Quests in D&D 4th Edition are supposed to serve as ways to track the party's progress over multiple sessions, and should be assigned for tasks that will take longer than a single game session to resolve. Though the investigation may take up almost an entire play session if you want to stretch it out, it is unlikely that it will take longer. Furthermore, turning the single skill check necessary to determine Grayst's affliction into an entire minor quest is overkill - the equivalent of one-shot killing a monster.

The skill challenge I designed is more than capable of being stretched over an entire game session and follows the skill challenge guidelines expanded upon in

You shouldn't necessarily feel the need to inform the party that they are participating in a skill challenge. Simply prompt them for checks when appropriate and silently keep track of them behind the screen.
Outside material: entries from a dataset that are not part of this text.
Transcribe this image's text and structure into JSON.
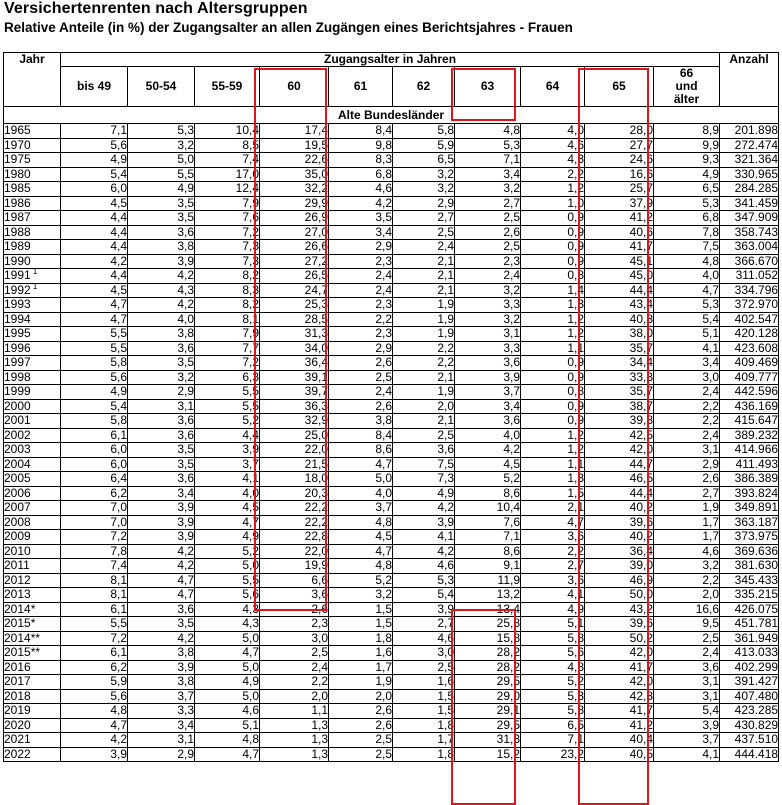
{
  "title": "Versichertenrenten nach Altersgruppen",
  "subtitle": "Relative Anteile (in %) der Zugangsalter an allen Zugängen eines Berichtsjahres - Frauen",
  "header": {
    "year_label": "Jahr",
    "group_label": "Zugangsalter in Jahren",
    "count_label": "Anzahl",
    "age_columns": [
      "bis 49",
      "50-54",
      "55-59",
      "60",
      "61",
      "62",
      "63",
      "64",
      "65",
      "66\nund\nälter"
    ]
  },
  "section_label": "Alte Bundesländer",
  "highlight_color": "#e0151b",
  "rows": [
    {
      "year": "1965",
      "sup": "",
      "v": [
        "7,1",
        "5,3",
        "10,4",
        "17,4",
        "8,4",
        "5,8",
        "4,8",
        "4,0",
        "28,0",
        "8,9"
      ],
      "n": "201.898"
    },
    {
      "year": "1970",
      "sup": "",
      "v": [
        "5,6",
        "3,2",
        "8,5",
        "19,5",
        "9,8",
        "5,9",
        "5,3",
        "4,6",
        "27,7",
        "9,9"
      ],
      "n": "272.474"
    },
    {
      "year": "1975",
      "sup": "",
      "v": [
        "4,9",
        "5,0",
        "7,4",
        "22,6",
        "8,3",
        "6,5",
        "7,1",
        "4,3",
        "24,6",
        "9,3"
      ],
      "n": "321.364"
    },
    {
      "year": "1980",
      "sup": "",
      "v": [
        "5,4",
        "5,5",
        "17,0",
        "35,0",
        "6,8",
        "3,2",
        "3,4",
        "2,2",
        "16,6",
        "4,9"
      ],
      "n": "330.965"
    },
    {
      "year": "1985",
      "sup": "",
      "v": [
        "6,0",
        "4,9",
        "12,4",
        "32,2",
        "4,6",
        "3,2",
        "3,2",
        "1,2",
        "25,7",
        "6,5"
      ],
      "n": "284.285"
    },
    {
      "year": "1986",
      "sup": "",
      "v": [
        "4,5",
        "3,5",
        "7,9",
        "29,9",
        "4,2",
        "2,9",
        "2,7",
        "1,0",
        "37,9",
        "5,3"
      ],
      "n": "341.459"
    },
    {
      "year": "1987",
      "sup": "",
      "v": [
        "4,4",
        "3,5",
        "7,6",
        "26,9",
        "3,5",
        "2,7",
        "2,5",
        "0,9",
        "41,2",
        "6,8"
      ],
      "n": "347.909"
    },
    {
      "year": "1988",
      "sup": "",
      "v": [
        "4,4",
        "3,6",
        "7,2",
        "27,0",
        "3,4",
        "2,5",
        "2,6",
        "0,9",
        "40,6",
        "7,8"
      ],
      "n": "358.743"
    },
    {
      "year": "1989",
      "sup": "",
      "v": [
        "4,4",
        "3,8",
        "7,3",
        "26,6",
        "2,9",
        "2,4",
        "2,5",
        "0,9",
        "41,7",
        "7,5"
      ],
      "n": "363.004"
    },
    {
      "year": "1990",
      "sup": "",
      "v": [
        "4,2",
        "3,9",
        "7,3",
        "27,2",
        "2,3",
        "2,1",
        "2,3",
        "0,9",
        "45,1",
        "4,8"
      ],
      "n": "366.670"
    },
    {
      "year": "1991",
      "sup": "1",
      "v": [
        "4,4",
        "4,2",
        "8,2",
        "26,5",
        "2,4",
        "2,1",
        "2,4",
        "0,8",
        "45,0",
        "4,0"
      ],
      "n": "311.052"
    },
    {
      "year": "1992",
      "sup": "1",
      "v": [
        "4,5",
        "4,3",
        "8,3",
        "24,7",
        "2,4",
        "2,1",
        "3,2",
        "1,4",
        "44,4",
        "4,7"
      ],
      "n": "334.796"
    },
    {
      "year": "1993",
      "sup": "",
      "v": [
        "4,7",
        "4,2",
        "8,2",
        "25,3",
        "2,3",
        "1,9",
        "3,3",
        "1,3",
        "43,4",
        "5,3"
      ],
      "n": "372.970"
    },
    {
      "year": "1994",
      "sup": "",
      "v": [
        "4,7",
        "4,0",
        "8,1",
        "28,5",
        "2,2",
        "1,9",
        "3,2",
        "1,2",
        "40,8",
        "5,4"
      ],
      "n": "402.547"
    },
    {
      "year": "1995",
      "sup": "",
      "v": [
        "5,5",
        "3,8",
        "7,9",
        "31,3",
        "2,3",
        "1,9",
        "3,1",
        "1,2",
        "38,0",
        "5,1"
      ],
      "n": "420.128"
    },
    {
      "year": "1996",
      "sup": "",
      "v": [
        "5,5",
        "3,6",
        "7,7",
        "34,0",
        "2,9",
        "2,2",
        "3,3",
        "1,1",
        "35,7",
        "4,1"
      ],
      "n": "423.608"
    },
    {
      "year": "1997",
      "sup": "",
      "v": [
        "5,8",
        "3,5",
        "7,2",
        "36,4",
        "2,6",
        "2,2",
        "3,6",
        "0,9",
        "34,4",
        "3,4"
      ],
      "n": "409.469"
    },
    {
      "year": "1998",
      "sup": "",
      "v": [
        "5,6",
        "3,2",
        "6,3",
        "39,1",
        "2,5",
        "2,1",
        "3,9",
        "0,9",
        "33,3",
        "3,0"
      ],
      "n": "409.777"
    },
    {
      "year": "1999",
      "sup": "",
      "v": [
        "4,9",
        "2,9",
        "5,5",
        "39,7",
        "2,4",
        "1,9",
        "3,7",
        "0,8",
        "35,7",
        "2,4"
      ],
      "n": "442.596"
    },
    {
      "year": "2000",
      "sup": "",
      "v": [
        "5,4",
        "3,1",
        "5,5",
        "36,3",
        "2,6",
        "2,0",
        "3,4",
        "0,9",
        "38,7",
        "2,2"
      ],
      "n": "436.169"
    },
    {
      "year": "2001",
      "sup": "",
      "v": [
        "5,8",
        "3,6",
        "5,2",
        "32,9",
        "3,8",
        "2,1",
        "3,6",
        "0,9",
        "39,8",
        "2,2"
      ],
      "n": "415.647"
    },
    {
      "year": "2002",
      "sup": "",
      "v": [
        "6,1",
        "3,6",
        "4,4",
        "25,0",
        "8,4",
        "2,5",
        "4,0",
        "1,2",
        "42,5",
        "2,4"
      ],
      "n": "389.232"
    },
    {
      "year": "2003",
      "sup": "",
      "v": [
        "6,0",
        "3,5",
        "3,9",
        "22,0",
        "8,6",
        "3,6",
        "4,2",
        "1,2",
        "42,0",
        "3,1"
      ],
      "n": "414.966"
    },
    {
      "year": "2004",
      "sup": "",
      "v": [
        "6,0",
        "3,5",
        "3,7",
        "21,5",
        "4,7",
        "7,5",
        "4,5",
        "1,1",
        "44,7",
        "2,9"
      ],
      "n": "411.493"
    },
    {
      "year": "2005",
      "sup": "",
      "v": [
        "6,4",
        "3,6",
        "4,1",
        "18,0",
        "5,0",
        "7,3",
        "5,2",
        "1,3",
        "46,5",
        "2,6"
      ],
      "n": "386.389"
    },
    {
      "year": "2006",
      "sup": "",
      "v": [
        "6,2",
        "3,4",
        "4,0",
        "20,3",
        "4,0",
        "4,9",
        "8,6",
        "1,5",
        "44,4",
        "2,7"
      ],
      "n": "393.824"
    },
    {
      "year": "2007",
      "sup": "",
      "v": [
        "7,0",
        "3,9",
        "4,5",
        "22,2",
        "3,7",
        "4,2",
        "10,4",
        "2,1",
        "40,2",
        "1,9"
      ],
      "n": "349.891"
    },
    {
      "year": "2008",
      "sup": "",
      "v": [
        "7,0",
        "3,9",
        "4,7",
        "22,2",
        "4,8",
        "3,9",
        "7,6",
        "4,7",
        "39,6",
        "1,7"
      ],
      "n": "363.187"
    },
    {
      "year": "2009",
      "sup": "",
      "v": [
        "7,2",
        "3,9",
        "4,9",
        "22,8",
        "4,5",
        "4,1",
        "7,1",
        "3,6",
        "40,2",
        "1,7"
      ],
      "n": "373.975"
    },
    {
      "year": "2010",
      "sup": "",
      "v": [
        "7,8",
        "4,2",
        "5,2",
        "22,0",
        "4,7",
        "4,2",
        "8,6",
        "2,2",
        "36,4",
        "4,6"
      ],
      "n": "369.636"
    },
    {
      "year": "2011",
      "sup": "",
      "v": [
        "7,4",
        "4,2",
        "5,0",
        "19,9",
        "4,8",
        "4,6",
        "9,1",
        "2,7",
        "39,0",
        "3,2"
      ],
      "n": "381.630"
    },
    {
      "year": "2012",
      "sup": "",
      "v": [
        "8,1",
        "4,7",
        "5,5",
        "6,6",
        "5,2",
        "5,3",
        "11,9",
        "3,6",
        "46,9",
        "2,2"
      ],
      "n": "345.433"
    },
    {
      "year": "2013",
      "sup": "",
      "v": [
        "8,1",
        "4,7",
        "5,6",
        "3,6",
        "3,2",
        "5,4",
        "13,2",
        "4,1",
        "50,0",
        "2,0"
      ],
      "n": "335.215"
    },
    {
      "year": "2014*",
      "sup": "",
      "v": [
        "6,1",
        "3,6",
        "4,3",
        "2,6",
        "1,5",
        "3,9",
        "13,4",
        "4,9",
        "43,2",
        "16,6"
      ],
      "n": "426.075"
    },
    {
      "year": "2015*",
      "sup": "",
      "v": [
        "5,5",
        "3,5",
        "4,3",
        "2,3",
        "1,5",
        "2,7",
        "25,8",
        "5,1",
        "39,6",
        "9,5"
      ],
      "n": "451.781"
    },
    {
      "year": "2014**",
      "sup": "",
      "v": [
        "7,2",
        "4,2",
        "5,0",
        "3,0",
        "1,8",
        "4,6",
        "15,8",
        "5,8",
        "50,2",
        "2,5"
      ],
      "n": "361.949"
    },
    {
      "year": "2015**",
      "sup": "",
      "v": [
        "6,1",
        "3,8",
        "4,7",
        "2,5",
        "1,6",
        "3,0",
        "28,2",
        "5,6",
        "42,0",
        "2,4"
      ],
      "n": "413.033"
    },
    {
      "year": "2016",
      "sup": "",
      "v": [
        "6,2",
        "3,9",
        "5,0",
        "2,4",
        "1,7",
        "2,5",
        "28,2",
        "4,8",
        "41,7",
        "3,6"
      ],
      "n": "402.299"
    },
    {
      "year": "2017",
      "sup": "",
      "v": [
        "5,9",
        "3,8",
        "4,9",
        "2,2",
        "1,9",
        "1,6",
        "29,5",
        "5,2",
        "42,0",
        "3,1"
      ],
      "n": "391.427"
    },
    {
      "year": "2018",
      "sup": "",
      "v": [
        "5,6",
        "3,7",
        "5,0",
        "2,0",
        "2,0",
        "1,5",
        "29,0",
        "5,3",
        "42,8",
        "3,1"
      ],
      "n": "407.480"
    },
    {
      "year": "2019",
      "sup": "",
      "v": [
        "4,8",
        "3,3",
        "4,6",
        "1,1",
        "2,6",
        "1,5",
        "29,1",
        "5,8",
        "41,7",
        "5,4"
      ],
      "n": "423.285"
    },
    {
      "year": "2020",
      "sup": "",
      "v": [
        "4,7",
        "3,4",
        "5,1",
        "1,3",
        "2,6",
        "1,8",
        "29,5",
        "6,5",
        "41,2",
        "3,9"
      ],
      "n": "430.829"
    },
    {
      "year": "2021",
      "sup": "",
      "v": [
        "4,2",
        "3,1",
        "4,8",
        "1,3",
        "2,5",
        "1,7",
        "31,3",
        "7,1",
        "40,4",
        "3,7"
      ],
      "n": "437.510"
    },
    {
      "year": "2022",
      "sup": "",
      "v": [
        "3,9",
        "2,9",
        "4,7",
        "1,3",
        "2,5",
        "1,8",
        "15,2",
        "23,2",
        "40,5",
        "4,1"
      ],
      "n": "444.418"
    }
  ]
}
If the party conducts the investigation well (and succeeds on the challenge), they make enough progress to preempt the next set of murders. If the party makes too many mistakes or doesn't discover enough clues in time (by failing the skill challenge), the town suffers another attack.

The skill challenge exists only to provide a framework for the investigation so that the DM can determine when consequences should or should not be applied, and when the party has satisfactorily completed the challenge, thereby earning the experience reward it entails.

If you feel the need to squeeze a larger experience reward into that span of time, consider developing a sideplot that can warrant an extra skill challenge or combat encounter.

gamesmeister said...

Some good points there Scott. I don't have access to that article in Dragon...I may well resubscribe for a month to catch up on some of the issues I've missed.

Skill challenges definitely require some practice to implement effectively...I'll take another look.

Scott said...

This skill challenge takes up TWO FULL PAGES in the compiled PDF document I'm putting together right now. It's a monster.

Mysteria said...

I ran this as written and it went smoothly.